  • We developed a split Hopkinson bar technique to evaluate the performance of accelerometers that measure large amplitude pulses. A nondispersive stress pulse propagates in an aluminum bar and interacts with a tungsten or steel disc at the end of the bar. We measure stress at the aluminum bar-disc interface with a quartz gage and measure acceleration at the free end of the disc with an accelerometer. The rise time of the incident stress pulse in the aluminum bar is long enough that the response of the disc can be approximated closely as rigid body motion; an experimentally verified analytical modelmore » supports this assumption.

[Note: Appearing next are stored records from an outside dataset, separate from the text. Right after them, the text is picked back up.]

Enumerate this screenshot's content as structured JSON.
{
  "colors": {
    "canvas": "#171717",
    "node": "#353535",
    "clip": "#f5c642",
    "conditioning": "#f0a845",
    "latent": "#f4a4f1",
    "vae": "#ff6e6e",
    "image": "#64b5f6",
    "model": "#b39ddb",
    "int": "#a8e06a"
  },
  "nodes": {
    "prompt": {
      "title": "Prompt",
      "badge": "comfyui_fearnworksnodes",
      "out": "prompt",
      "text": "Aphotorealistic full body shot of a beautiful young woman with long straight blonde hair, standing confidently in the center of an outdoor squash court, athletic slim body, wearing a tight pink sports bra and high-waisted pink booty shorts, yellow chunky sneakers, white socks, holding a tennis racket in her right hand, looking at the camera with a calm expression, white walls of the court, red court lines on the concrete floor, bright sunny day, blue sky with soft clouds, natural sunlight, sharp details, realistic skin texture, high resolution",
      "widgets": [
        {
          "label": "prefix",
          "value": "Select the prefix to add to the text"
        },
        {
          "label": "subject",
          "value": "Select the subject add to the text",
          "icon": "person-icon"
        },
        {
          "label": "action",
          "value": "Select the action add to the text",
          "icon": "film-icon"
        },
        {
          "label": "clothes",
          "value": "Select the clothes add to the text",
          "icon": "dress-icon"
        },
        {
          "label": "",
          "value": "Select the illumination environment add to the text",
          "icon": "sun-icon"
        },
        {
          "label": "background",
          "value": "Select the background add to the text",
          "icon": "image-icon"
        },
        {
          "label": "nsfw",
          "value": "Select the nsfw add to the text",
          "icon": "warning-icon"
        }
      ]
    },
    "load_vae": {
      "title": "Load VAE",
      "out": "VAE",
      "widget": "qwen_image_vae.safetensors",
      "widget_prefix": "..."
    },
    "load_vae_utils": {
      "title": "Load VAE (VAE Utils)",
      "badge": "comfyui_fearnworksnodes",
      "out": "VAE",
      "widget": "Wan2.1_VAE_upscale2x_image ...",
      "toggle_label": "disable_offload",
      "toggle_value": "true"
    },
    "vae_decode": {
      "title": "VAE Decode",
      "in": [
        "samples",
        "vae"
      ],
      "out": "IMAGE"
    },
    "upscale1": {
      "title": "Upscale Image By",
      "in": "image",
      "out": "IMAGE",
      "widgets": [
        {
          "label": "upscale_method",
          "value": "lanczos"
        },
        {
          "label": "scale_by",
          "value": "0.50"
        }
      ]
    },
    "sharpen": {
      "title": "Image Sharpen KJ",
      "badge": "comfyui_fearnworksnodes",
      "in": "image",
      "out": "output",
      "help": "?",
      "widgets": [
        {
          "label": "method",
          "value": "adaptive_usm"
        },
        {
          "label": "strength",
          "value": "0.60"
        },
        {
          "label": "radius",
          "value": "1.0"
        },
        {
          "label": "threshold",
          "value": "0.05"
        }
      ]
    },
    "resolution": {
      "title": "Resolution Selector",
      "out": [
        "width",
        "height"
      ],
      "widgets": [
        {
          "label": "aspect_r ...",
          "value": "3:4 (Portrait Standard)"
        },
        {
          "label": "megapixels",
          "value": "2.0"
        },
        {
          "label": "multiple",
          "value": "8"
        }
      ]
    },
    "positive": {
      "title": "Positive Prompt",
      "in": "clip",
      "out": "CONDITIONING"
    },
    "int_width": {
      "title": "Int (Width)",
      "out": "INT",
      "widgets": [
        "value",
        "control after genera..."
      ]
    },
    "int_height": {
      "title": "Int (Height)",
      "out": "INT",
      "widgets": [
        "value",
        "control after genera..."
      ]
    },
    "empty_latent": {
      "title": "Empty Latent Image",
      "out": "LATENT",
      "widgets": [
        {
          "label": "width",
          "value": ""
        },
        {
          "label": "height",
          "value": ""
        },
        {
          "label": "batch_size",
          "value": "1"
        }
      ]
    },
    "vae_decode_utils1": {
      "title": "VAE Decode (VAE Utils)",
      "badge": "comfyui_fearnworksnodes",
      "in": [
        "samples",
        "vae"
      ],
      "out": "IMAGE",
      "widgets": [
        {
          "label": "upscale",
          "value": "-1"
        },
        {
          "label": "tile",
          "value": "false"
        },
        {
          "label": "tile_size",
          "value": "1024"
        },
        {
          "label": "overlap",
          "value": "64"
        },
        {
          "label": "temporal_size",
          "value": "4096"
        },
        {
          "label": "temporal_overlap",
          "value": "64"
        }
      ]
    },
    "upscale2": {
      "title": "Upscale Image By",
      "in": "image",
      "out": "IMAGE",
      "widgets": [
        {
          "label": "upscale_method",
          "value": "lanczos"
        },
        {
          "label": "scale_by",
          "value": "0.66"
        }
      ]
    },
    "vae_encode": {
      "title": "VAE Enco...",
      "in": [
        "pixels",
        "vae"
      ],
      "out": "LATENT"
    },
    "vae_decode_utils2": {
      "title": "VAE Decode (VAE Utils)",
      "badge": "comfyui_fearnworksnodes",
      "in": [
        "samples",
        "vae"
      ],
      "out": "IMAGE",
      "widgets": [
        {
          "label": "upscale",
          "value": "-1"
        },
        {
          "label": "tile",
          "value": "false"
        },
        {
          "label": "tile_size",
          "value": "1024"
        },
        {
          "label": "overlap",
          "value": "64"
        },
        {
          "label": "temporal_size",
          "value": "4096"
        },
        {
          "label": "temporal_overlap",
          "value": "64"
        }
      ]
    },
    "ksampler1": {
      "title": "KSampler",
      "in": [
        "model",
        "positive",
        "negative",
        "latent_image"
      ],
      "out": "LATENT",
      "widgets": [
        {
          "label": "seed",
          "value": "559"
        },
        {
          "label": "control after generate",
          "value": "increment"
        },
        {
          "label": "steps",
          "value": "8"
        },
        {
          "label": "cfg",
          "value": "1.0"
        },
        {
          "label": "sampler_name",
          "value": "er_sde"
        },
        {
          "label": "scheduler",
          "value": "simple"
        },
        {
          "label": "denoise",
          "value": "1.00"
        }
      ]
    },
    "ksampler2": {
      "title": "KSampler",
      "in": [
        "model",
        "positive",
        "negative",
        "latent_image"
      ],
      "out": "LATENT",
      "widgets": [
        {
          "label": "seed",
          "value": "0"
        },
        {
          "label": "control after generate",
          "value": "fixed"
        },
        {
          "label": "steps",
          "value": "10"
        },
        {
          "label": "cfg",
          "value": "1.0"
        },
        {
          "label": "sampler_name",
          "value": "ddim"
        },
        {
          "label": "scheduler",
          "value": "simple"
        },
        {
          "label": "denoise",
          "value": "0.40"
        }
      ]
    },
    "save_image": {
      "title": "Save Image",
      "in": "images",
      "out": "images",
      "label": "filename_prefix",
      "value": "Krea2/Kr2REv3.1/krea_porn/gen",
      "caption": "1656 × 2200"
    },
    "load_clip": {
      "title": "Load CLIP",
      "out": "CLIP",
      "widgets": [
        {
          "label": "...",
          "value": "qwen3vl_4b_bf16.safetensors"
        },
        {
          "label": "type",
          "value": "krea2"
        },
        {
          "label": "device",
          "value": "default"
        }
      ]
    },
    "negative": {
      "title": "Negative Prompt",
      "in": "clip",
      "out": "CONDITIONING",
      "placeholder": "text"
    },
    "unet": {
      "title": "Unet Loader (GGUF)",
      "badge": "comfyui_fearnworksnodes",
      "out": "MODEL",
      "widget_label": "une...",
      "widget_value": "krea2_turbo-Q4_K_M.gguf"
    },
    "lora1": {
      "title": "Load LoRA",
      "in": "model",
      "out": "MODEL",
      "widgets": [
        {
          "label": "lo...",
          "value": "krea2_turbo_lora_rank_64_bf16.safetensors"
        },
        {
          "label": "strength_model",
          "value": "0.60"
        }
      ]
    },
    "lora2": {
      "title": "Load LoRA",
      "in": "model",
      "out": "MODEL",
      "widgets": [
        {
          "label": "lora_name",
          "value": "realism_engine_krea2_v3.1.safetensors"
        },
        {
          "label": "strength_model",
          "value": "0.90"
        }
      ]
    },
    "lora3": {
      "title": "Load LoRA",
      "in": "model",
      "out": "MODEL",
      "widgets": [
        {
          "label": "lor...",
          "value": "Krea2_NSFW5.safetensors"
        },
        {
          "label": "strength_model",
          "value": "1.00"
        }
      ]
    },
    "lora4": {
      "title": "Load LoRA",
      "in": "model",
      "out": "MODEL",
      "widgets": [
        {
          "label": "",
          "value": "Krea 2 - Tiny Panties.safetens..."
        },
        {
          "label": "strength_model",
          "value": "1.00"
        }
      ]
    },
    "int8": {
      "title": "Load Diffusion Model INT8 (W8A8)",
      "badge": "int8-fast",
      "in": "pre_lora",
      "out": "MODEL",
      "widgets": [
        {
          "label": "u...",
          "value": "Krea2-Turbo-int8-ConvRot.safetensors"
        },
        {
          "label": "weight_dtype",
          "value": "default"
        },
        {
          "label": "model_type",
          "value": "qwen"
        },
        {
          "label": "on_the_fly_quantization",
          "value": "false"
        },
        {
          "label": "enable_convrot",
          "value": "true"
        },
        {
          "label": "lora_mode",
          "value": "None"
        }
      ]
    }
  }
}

Since the cross-section area and mass of the disc are known, we calculate acceleration of the rigid disc from the stress measurement and Newton`s Second Law. Comparisons of accelerations calculated from the quartz gage data and measured acceleration data show excellent agreement for acceleration pulses with the peak amplitudes between 20,000 and 120,000 G (1 G = 9.8 1m/s{sup 2}) rise times as short as 20 {mu}s, and pulse durations between 40 and 70 {mu}s.« less
  • Abstract not provided.
  • Abstract not provided.